A mugshot of Long has been released by the Crisp County Sheriff’s Office showing him wearing what appears to be a velcro green vest and looking straight into the camera.
An Instagram account that appeared to belong to Long had a tagline that read “Pizza, guns, drums, music, family, and God. This pretty much sums up my life. It’s a pretty good life,” according to The Daily Beast. An Instagram account that appeared to belong to Long’s father had been disabled as of Wednesday morning.
The Crabapple First Baptist Church in Milton, Georgia, where Long was reportedly a member, has disabled its website and Facebook page.
Violence against Asian-Americans is skyrocketing

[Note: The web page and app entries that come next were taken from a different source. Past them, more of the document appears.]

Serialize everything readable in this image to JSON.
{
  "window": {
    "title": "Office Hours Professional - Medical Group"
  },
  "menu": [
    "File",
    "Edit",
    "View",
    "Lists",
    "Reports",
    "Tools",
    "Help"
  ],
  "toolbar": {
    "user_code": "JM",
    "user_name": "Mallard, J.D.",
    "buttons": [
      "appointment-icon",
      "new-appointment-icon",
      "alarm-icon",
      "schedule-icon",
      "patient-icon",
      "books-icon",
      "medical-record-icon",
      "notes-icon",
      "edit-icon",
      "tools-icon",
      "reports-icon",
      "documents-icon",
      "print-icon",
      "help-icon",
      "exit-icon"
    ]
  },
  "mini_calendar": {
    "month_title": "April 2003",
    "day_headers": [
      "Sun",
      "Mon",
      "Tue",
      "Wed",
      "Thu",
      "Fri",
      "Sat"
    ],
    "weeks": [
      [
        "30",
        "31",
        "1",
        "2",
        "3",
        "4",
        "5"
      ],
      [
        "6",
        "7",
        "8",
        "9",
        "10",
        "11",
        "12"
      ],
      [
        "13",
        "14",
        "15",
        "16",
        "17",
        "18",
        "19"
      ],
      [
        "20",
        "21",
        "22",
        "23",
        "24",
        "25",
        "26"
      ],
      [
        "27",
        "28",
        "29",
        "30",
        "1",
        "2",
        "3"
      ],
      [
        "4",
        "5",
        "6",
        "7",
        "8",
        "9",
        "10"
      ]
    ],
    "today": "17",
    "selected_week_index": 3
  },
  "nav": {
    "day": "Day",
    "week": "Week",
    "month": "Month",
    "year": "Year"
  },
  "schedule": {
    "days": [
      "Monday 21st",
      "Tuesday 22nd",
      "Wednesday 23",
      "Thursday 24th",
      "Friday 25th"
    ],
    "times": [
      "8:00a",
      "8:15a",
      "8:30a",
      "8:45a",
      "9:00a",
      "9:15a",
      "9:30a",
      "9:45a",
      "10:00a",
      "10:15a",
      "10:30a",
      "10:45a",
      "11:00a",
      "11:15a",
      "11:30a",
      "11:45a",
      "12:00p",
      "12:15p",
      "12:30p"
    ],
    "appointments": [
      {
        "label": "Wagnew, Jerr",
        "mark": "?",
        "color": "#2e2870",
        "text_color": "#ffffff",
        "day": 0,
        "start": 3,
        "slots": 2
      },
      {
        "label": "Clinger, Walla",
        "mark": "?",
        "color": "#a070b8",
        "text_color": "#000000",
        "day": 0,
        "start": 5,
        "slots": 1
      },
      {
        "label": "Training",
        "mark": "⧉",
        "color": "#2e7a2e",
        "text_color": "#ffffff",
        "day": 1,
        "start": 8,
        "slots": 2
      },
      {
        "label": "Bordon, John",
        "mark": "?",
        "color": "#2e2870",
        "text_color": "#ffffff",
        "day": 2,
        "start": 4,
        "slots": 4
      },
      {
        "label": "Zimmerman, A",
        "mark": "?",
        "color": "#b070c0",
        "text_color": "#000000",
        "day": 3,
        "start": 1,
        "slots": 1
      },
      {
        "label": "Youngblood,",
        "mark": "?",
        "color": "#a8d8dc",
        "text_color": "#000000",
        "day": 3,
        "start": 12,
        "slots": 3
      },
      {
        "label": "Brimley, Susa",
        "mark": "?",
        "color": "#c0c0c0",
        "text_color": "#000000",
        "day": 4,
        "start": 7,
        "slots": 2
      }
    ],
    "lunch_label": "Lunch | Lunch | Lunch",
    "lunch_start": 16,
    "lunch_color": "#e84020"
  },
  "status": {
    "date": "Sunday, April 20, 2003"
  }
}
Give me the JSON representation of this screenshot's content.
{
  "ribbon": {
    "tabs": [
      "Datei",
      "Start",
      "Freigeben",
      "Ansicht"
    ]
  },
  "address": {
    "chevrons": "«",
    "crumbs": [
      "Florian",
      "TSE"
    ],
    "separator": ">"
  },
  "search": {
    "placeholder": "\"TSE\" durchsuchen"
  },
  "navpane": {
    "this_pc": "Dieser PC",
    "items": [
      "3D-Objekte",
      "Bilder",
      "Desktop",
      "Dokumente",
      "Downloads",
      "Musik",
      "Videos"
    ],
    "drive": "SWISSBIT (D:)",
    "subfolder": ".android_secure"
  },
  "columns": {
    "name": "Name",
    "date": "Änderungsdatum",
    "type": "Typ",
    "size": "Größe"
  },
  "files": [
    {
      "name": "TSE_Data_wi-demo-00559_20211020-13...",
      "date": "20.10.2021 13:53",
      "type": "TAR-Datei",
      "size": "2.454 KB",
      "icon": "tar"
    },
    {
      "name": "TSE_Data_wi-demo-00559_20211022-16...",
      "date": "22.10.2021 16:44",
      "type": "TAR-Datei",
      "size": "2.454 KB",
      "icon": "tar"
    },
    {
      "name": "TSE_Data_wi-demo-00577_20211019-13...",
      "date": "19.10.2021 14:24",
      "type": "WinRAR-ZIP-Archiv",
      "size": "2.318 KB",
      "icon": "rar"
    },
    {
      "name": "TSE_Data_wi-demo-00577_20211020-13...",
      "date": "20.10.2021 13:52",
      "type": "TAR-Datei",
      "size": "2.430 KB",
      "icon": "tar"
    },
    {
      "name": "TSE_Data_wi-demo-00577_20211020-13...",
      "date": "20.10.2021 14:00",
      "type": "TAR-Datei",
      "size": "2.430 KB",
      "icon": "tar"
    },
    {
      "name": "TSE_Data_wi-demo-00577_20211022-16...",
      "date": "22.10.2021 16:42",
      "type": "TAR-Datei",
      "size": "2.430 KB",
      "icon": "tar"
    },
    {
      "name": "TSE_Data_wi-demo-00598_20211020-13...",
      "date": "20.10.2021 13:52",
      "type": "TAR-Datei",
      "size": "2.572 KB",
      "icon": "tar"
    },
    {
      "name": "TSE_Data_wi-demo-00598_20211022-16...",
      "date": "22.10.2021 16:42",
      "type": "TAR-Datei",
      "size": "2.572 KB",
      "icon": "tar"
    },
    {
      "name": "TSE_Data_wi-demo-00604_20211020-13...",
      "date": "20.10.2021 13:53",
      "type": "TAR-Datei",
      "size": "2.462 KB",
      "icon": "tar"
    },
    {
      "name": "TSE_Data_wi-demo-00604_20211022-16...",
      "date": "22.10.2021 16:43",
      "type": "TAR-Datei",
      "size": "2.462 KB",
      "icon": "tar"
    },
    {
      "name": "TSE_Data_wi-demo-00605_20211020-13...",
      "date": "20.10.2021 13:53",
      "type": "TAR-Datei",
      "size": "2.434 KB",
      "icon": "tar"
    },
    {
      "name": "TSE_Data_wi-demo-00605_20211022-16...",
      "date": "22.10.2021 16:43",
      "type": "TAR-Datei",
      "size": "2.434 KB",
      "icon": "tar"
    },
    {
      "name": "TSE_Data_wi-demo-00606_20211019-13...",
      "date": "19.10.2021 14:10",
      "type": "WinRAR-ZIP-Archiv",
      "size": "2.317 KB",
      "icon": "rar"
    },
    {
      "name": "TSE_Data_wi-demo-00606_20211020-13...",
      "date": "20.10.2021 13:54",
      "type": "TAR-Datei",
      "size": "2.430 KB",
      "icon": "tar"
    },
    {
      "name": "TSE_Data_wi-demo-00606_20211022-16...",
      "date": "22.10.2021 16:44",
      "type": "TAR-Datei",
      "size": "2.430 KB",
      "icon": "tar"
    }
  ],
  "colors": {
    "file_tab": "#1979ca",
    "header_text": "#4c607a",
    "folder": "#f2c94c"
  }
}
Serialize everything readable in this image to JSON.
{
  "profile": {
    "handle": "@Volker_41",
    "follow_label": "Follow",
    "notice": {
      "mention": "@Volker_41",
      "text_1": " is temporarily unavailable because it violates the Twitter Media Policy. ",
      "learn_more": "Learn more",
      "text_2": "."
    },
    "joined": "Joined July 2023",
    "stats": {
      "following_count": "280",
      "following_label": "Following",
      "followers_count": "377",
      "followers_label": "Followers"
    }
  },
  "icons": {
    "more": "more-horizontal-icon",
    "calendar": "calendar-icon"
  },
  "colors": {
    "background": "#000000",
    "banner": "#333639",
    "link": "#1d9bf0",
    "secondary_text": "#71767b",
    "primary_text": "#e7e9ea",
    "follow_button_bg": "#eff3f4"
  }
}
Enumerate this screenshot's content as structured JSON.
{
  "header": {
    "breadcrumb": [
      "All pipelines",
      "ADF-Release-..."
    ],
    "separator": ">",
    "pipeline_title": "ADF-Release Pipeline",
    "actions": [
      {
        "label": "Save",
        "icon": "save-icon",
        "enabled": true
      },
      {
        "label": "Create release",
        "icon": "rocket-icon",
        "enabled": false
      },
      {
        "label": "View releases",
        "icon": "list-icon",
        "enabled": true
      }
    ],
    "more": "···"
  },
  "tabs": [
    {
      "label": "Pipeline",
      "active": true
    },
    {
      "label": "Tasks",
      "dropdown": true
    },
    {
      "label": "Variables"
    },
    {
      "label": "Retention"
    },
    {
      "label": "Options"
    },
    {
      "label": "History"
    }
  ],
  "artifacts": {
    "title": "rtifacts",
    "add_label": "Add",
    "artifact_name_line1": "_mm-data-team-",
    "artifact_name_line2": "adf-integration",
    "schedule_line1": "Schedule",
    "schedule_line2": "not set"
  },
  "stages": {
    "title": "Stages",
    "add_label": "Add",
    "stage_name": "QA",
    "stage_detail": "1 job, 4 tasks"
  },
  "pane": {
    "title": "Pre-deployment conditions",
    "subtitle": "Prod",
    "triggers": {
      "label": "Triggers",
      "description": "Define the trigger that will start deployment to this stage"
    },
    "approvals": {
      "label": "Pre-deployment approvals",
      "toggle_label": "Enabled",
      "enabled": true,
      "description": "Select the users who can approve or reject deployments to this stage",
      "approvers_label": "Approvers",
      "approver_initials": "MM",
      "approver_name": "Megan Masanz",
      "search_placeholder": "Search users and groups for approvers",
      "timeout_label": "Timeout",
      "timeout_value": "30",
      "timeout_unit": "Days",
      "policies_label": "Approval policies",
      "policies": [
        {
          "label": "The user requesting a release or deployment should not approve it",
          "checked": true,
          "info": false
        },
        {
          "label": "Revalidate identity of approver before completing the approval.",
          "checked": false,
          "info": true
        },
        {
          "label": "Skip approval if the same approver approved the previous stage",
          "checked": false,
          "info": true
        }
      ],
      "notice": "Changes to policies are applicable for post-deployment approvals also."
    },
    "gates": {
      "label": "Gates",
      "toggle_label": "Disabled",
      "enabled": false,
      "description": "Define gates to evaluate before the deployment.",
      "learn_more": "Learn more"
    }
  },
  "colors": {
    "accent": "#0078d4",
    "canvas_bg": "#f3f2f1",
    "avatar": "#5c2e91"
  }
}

Investigators so far have not cited a motive in the Tuesday killings. Given the targets of the shootings and the fact that the majority of the victims were Asian women, however, initial fears are that the murders were related to the increase in hate crimes against Asian-Americans during the COVID-19 pandemic.
The hate crime reporting network Stop AAPI Hate has tracked nearly 3,800 reports of “hate incidents” since last March, the group said in a Tuesday press release. Around two-thirds of the incidents reported were verbal assaults, but more than 11 percent were physical assaults. The group tracked 32 hate incidents in Georgia between March and October, according to a report released in December.
The Atlanta metro area is home to the seventh-largest population of Korean-Americans in the country as of 2015, according to the Pew Research Center.
“We are shaken by the violence in our city that has left 8 people dead, including members of the Asian American community,” the Atlanta chapter of Asian Americans Advancing Justice, a civil rights group, said in a statement. “We are gathering info about what happened & the needs of directly impacted are. Now is the time to hold the victims & their families in our hearts & with light.”
“We’re horrified by the news coming out of GA at a time when we’re already seeing a spike in anti-Asian violence,” the Congressional Asian Pacific American Caucus wrote on Twitter. “Our hearts go out to the victims & their families. #StopAsianHate”
Georgia officials condemned the shootings Tuesday. “My heart is broken tonight after the tragic violence in Atlanta that took eight lives,” Sen. Rev. Raphael Warnock tweeted. “Once again we see that hate is deadly.”
“Our entire family is praying for the victims of these horrific acts of violence,” Gov. Brian Kemp said in a Tuesday tweet.
President Joe Biden’s press secretary, Jen Psaki, said on Wednesday morning that the president was aware of the shootings in Georgia, and that the White House was in touch with Atlanta officials and the FBI.
Other cities said they would increase police activity in response to the attack, to help stop potential hate crimes against Asian-Americans. Seattle Mayor Jenny Durkan and Chief of Police Adrian Diaz said in a joint statement that the city is “taking additional steps to protect our Asian American neighbors,” including “additional presence by police patrols,” while the New York Police Department’s Counterterrorism Bureau tweeted Wednesday that it “will be deploying assets to our great Asian communities across the city out of an abundance of caution.”